A wise friend of mine wanted to buy a 2 hp motor so he went around a few business' that use em. Bumper boats and the like. Got a recommendation from some of the operators. I think it was suzuki back then that was causing the least trouble. I admired the reasoning though. A bit like asking a Taxi driver what milage/problems he and his mates are getting out of a particular model car.
First you have to decide what hp you want though.

John058
02-21-2001, 09:49 PM
...the Evinrude/Johnson 3hp models of the mid to late 50's and through the 60/70's are hard to beat...they even made long shaft and folding shaft models...can hoist 'em up with one hand...only weakness is the magneto coils in the older ones tend to crystalize their shells and need replacing with the later types...mine even ran with the coils all busted to heck...wouldn't give full power so I tore it down and discovered the mess under the flywheel...it's a wonder it ran at all...mine's a '56 vintage and expect to get many more years outa' it...

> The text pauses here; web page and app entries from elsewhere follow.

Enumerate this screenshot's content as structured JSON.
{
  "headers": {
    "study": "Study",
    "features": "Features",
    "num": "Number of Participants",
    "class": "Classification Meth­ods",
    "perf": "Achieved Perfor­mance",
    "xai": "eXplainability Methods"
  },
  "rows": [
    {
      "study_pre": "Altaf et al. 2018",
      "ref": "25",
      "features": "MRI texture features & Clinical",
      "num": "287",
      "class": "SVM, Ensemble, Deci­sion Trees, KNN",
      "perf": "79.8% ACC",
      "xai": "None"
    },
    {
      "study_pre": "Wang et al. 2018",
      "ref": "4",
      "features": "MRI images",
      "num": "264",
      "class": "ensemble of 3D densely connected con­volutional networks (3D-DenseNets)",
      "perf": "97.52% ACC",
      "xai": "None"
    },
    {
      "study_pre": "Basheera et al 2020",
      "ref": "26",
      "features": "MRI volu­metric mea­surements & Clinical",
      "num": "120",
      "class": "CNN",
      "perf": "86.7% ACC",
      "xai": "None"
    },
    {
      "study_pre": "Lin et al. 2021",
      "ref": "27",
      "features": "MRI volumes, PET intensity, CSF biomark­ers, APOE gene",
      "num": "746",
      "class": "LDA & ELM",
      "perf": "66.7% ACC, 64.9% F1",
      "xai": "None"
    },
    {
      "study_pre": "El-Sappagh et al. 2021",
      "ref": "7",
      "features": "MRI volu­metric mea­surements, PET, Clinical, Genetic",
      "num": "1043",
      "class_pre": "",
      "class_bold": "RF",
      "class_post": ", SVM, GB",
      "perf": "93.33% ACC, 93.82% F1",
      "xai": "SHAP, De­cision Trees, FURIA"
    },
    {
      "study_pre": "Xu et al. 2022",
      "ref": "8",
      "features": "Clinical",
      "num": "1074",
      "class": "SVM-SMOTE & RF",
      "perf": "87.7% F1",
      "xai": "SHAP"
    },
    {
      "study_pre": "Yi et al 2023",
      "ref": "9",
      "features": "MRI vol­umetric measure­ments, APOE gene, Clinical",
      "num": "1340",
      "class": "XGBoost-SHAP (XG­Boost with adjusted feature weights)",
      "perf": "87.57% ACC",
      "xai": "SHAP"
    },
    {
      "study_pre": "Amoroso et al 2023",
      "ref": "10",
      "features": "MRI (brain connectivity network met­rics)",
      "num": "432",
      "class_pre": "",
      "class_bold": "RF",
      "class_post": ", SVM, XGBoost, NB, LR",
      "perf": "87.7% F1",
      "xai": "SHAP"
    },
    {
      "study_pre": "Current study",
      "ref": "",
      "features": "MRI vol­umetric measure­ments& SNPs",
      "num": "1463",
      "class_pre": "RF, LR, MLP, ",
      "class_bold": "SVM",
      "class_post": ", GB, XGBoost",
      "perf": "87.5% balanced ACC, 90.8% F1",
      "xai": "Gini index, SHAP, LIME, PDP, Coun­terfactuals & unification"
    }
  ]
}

John058
02-21-2001, 09:49 PM
...the Evinrude/Johnson 3hp models of the mid to late 50's and through the 60/70's are hard to beat...they even made long shaft and folding shaft models...can hoist 'em up with one hand...only weakness is the magneto coils in the older ones tend to crystalize their shells and need replacing with the later types...mine even ran with the coils all busted to heck...wouldn't give full power so I tore it down and discovered the mess under the flywheel...it's a wonder it ran at all...mine's a '56 vintage and expect to get many more years outa' it...

John058
02-21-2001, 09:49 PM
...the Evinrude/Johnson 3hp models of the mid to late 50's and through the 60/70's are hard to beat...they even made long shaft and folding shaft models...can hoist 'em up with one hand...only weakness is the magneto coils in the older ones tend to crystalize their shells and need replacing with the later types...mine even ran with the coils all busted to heck...wouldn't give full power so I tore it down and discovered the mess under the flywheel...it's a wonder it ran at all...mine's a '56 vintage and expect to get many more years outa' it...

TerryH
02-22-2001, 02:43 PM
Originally posted by John058:
...the Evinrude/Johnson 3hp models of the mid to late 50's and through the 60/70's are hard to beat...they even made long shaft and folding shaft models...can hoist 'em up with one hand...only weakness is the magneto coils in the older ones tend to crystalize their shells and need replacing with the later types...mine even ran with the coils all busted to heck...wouldn't give full power so I tore it down and discovered the mess under the flywheel...it's a wonder it ran at all...mine's a '56 vintage and expect to get many more years outa' it...

TerryH
02-22-2001, 02:43 PM
Originally posted by John058:
...the Evinrude/Johnson 3hp models of the mid to late 50's and through the 60/70's are hard to beat...they even made long shaft and folding shaft models...can hoist 'em up with one hand...only weakness is the magneto coils in the older ones tend to crystalize their shells and need replacing with the later types...mine even ran with the coils all busted to heck...wouldn't give full power so I tore it down and discovered the mess under the flywheel...it's a wonder it ran at all...mine's a '56 vintage and expect to get many more years outa' it...

TerryH
02-22-2001, 02:43 PM
Originally posted by John058:
...the Evinrude/Johnson 3hp models of the mid to late 50's and through the 60/70's are hard to beat...they even made long shaft and folding shaft models...can hoist 'em up with one hand...only weakness is the magneto coils in the older ones tend to crystalize their shells and need replacing with the later types...mine even ran with the coils all busted to heck...wouldn't give full power so I tore it down and discovered the mess under the flywheel...it's a wonder it ran at all...mine's a '56 vintage and expect to get many more years outa' it...